* WORK ITEM
Copy, from the material below, each line where "JSON" shows up.
####
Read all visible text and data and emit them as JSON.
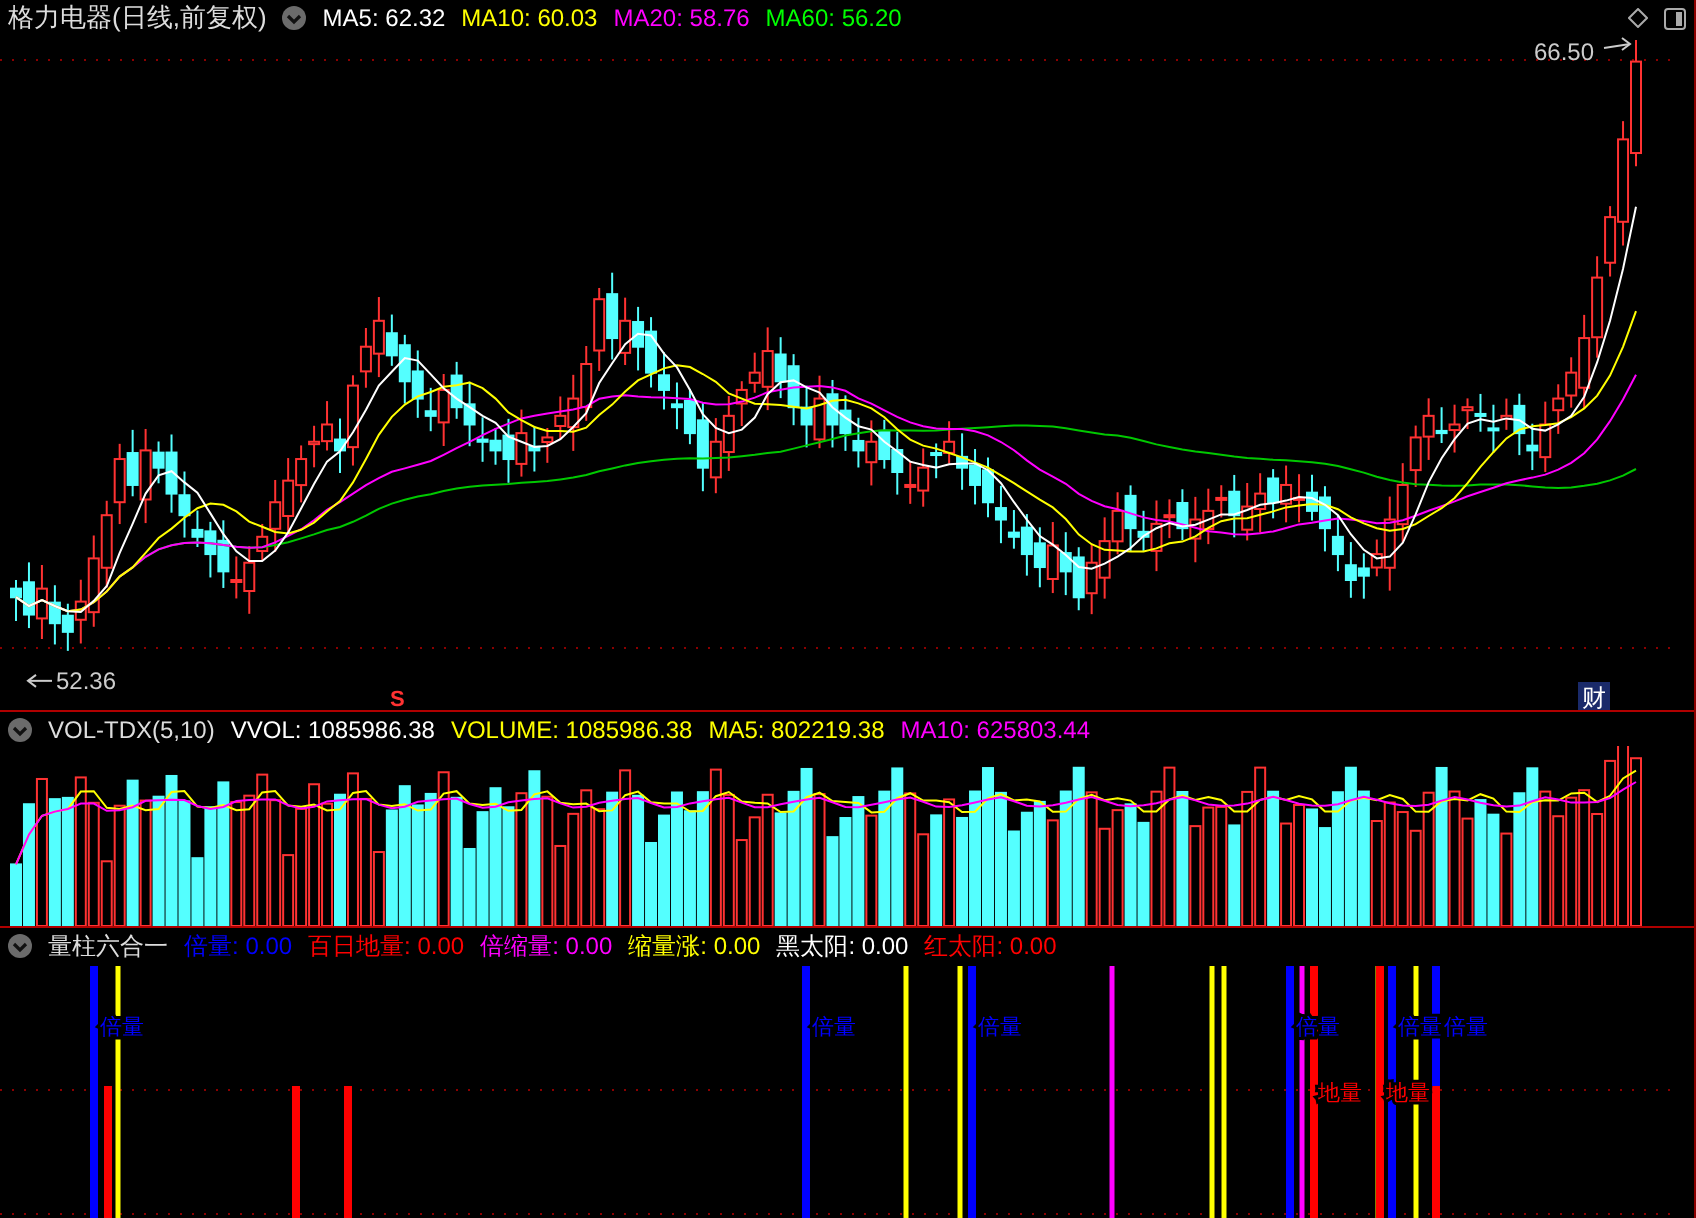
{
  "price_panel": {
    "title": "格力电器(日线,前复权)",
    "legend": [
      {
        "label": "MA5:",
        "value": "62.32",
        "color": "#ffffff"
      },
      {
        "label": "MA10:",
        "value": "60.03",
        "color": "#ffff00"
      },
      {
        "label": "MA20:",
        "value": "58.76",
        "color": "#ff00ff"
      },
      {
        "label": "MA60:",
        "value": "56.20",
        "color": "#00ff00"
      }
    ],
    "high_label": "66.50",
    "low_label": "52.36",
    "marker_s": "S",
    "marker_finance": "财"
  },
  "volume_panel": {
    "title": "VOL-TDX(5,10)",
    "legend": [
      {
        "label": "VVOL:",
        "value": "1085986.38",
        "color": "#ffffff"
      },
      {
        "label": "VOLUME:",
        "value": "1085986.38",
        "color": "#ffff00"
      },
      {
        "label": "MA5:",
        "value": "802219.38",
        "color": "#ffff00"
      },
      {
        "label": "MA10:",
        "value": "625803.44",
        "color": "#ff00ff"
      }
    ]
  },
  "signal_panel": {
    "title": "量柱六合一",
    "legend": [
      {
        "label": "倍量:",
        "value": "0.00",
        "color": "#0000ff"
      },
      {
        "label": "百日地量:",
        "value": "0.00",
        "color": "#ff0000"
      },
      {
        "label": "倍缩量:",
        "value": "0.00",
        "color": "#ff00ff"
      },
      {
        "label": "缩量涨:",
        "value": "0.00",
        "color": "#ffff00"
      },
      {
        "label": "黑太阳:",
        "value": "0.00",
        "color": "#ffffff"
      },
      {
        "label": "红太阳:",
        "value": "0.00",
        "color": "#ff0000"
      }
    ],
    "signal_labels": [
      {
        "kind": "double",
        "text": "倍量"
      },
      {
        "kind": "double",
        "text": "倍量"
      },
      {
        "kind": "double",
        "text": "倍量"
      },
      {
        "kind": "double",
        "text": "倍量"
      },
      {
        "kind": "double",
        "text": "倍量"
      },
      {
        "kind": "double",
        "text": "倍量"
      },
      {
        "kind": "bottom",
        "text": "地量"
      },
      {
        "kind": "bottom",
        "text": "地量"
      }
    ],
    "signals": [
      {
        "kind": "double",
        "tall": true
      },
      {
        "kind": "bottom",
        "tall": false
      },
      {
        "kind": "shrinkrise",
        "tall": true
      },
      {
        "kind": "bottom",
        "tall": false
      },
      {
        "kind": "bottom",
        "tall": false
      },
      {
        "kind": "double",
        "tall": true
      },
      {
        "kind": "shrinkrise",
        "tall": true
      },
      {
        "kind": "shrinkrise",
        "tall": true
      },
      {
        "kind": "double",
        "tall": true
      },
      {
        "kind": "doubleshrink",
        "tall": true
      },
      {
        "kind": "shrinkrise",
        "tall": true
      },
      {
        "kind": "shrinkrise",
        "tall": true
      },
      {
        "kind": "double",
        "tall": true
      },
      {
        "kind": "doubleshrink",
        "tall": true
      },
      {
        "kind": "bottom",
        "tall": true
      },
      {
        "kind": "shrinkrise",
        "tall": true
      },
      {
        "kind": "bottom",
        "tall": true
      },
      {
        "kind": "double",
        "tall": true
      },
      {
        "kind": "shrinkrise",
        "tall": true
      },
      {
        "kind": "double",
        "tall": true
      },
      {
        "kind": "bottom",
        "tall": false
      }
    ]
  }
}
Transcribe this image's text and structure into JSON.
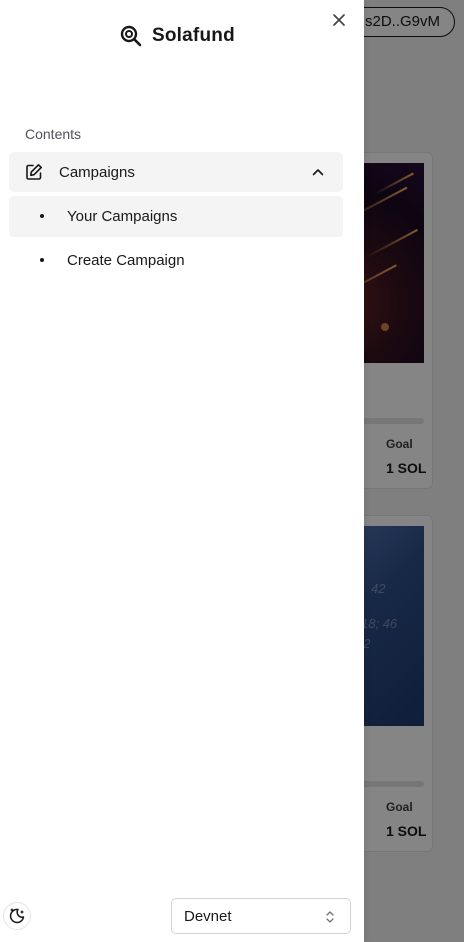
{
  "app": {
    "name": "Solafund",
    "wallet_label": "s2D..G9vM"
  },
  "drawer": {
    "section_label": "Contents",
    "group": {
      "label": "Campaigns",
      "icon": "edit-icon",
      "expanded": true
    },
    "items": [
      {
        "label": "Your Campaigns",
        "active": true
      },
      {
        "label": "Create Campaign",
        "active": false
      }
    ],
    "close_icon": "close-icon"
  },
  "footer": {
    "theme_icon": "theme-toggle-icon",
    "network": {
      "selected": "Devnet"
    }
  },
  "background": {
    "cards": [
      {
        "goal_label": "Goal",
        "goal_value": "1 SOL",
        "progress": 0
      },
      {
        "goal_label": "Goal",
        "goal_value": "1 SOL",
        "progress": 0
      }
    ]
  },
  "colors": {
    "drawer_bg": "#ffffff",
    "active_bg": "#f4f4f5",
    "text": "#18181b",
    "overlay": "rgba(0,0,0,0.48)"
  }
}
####
* ANSWER TO THIS TASK
Read all visible text and data and emit them as JSON.
Transcribe this image's text and structure into JSON.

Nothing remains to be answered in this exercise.